Anne McClain recounts two fundamental character traits that she developed while playing for the Women’s Eagles that help her in her current role as a NASA astronaut.

One of the more unique things about playing sports are the character building traits that develop over time. Sports inevitably promote success both as an athlete and as an individual. Playing rugby is no exception. Anne McClain recounts two fundamental character traits that she developed while playing for the Women's Eagles that help her in her current role as a NASA astronaut.

McClain has a unique journey as an Eagle. She started playing with the Women's National Team in 2002 and earned her first international cap at the 2004 Churchill Cup. It was clear that McClain was headed straight for the 2006 World Cup, a dream of hers since the beginning.  

However, right as she received her invitation to play in this international match, she also received orders to be deployed to Iraq for 15 months. Upon her return to the United States, McClain went back to playing rugby with the same determination to play at the World Cup.

Doing all the necessary things in preparation for the World Cup, McClain was feeling stronger and faster which led to her long-awaited invitation. 

However, just as before, fate intervened.

"Literally four days after I received the invitation from Pete Steinberg to play at the World Cup, I received a call from NASA that I was selected as an astronaut," said McClain.

Torn, but knowing that this was the one thing she would miss rugby for, McClain called Steinberg to resign. While it was disheartening not to be able to make an appearance at a Rugby World Cup, McClain credits rugby for her success in becoming an astronaut.

"I have come to realize that my rugby career experience was one of the factors that developed my character in such a way that I was selected as an astronaut," McClain said.

She recounts a specific question during an interview that she believes was one of the determining answers to being selected. 

"They asked what the take away was from my time playing on the national team. I remember explaining that at that time all the players were dispersed around the country. Therefore, when we would come together for a weekend to train or play, you had to trust that your teammates did the right things in preparation and that you did the right things as well." McClain recalls.

McClain said that the key to success is the preparation that you do when no one is looking. To her this easily translated into the characteristics you need to be a dependable crewmate and teammate.

The other key to success that McClain said led her to this point in her career was grit.

She explained how training in a spacesuit is exhausting. That it pushes each astronaut to the point that makes them want to stop, but as an astronaut, it is critical to keep going. 

"That is exactly like the sixtieth minute of a rugby match," McClain said relating it all back to rugby, "At this point, you are hurt, you are exhausted, and you feel like you have nothing left. But over time you learn that you have a reserve in there."

"That is exactly what I dip into on my current job," she concluded. Ann McClain will continue to implement what she learned from her time as an Eagle as she moves forward in her missions at NASA. Perhaps one day she will watch the World Cup at the International Space Station.
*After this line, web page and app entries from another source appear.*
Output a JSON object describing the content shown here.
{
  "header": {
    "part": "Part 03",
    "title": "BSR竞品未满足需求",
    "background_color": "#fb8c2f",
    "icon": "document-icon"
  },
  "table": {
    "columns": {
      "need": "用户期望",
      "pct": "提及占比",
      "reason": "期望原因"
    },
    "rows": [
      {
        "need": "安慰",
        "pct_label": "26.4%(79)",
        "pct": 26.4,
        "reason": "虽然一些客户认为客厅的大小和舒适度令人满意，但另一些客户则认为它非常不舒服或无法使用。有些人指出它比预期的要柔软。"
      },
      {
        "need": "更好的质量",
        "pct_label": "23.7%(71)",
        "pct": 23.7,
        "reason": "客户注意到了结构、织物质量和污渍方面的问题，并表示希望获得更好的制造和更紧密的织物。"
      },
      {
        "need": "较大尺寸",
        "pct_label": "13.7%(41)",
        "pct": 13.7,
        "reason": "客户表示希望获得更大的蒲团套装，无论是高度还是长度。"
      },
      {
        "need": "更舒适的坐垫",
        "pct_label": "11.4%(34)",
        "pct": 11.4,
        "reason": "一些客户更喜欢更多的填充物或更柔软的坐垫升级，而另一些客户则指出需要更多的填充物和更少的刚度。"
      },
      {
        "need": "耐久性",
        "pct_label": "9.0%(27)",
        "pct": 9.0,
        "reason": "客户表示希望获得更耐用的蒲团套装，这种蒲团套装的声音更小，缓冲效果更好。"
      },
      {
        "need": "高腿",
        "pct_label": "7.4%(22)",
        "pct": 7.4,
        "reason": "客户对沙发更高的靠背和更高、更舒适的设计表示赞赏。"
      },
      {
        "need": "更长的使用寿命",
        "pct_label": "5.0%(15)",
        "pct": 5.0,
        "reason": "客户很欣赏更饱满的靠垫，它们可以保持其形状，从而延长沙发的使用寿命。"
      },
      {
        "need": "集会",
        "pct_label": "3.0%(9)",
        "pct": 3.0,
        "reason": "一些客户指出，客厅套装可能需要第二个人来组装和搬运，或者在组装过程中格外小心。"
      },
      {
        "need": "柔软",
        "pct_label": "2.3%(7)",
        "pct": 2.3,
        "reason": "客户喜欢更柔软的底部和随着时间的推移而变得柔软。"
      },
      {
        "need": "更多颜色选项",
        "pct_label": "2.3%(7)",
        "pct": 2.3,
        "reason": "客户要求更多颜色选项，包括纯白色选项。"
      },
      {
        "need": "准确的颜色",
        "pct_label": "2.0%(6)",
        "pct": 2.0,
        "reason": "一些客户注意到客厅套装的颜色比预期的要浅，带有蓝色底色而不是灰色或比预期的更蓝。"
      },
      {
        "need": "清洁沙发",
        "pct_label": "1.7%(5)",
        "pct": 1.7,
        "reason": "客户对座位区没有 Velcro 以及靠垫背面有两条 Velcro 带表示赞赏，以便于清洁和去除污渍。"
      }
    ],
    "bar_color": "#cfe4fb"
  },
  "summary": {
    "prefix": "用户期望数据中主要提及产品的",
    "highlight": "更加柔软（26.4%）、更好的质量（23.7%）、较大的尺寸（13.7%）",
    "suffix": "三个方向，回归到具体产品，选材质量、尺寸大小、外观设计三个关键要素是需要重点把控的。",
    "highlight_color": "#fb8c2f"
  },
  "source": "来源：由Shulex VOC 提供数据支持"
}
Anne McClain was honored during halftime of the USA Men's Eagles vs Scotland match in Houston on Saturday, June 16, 2018. She successfully landed in space on December 3, 2018.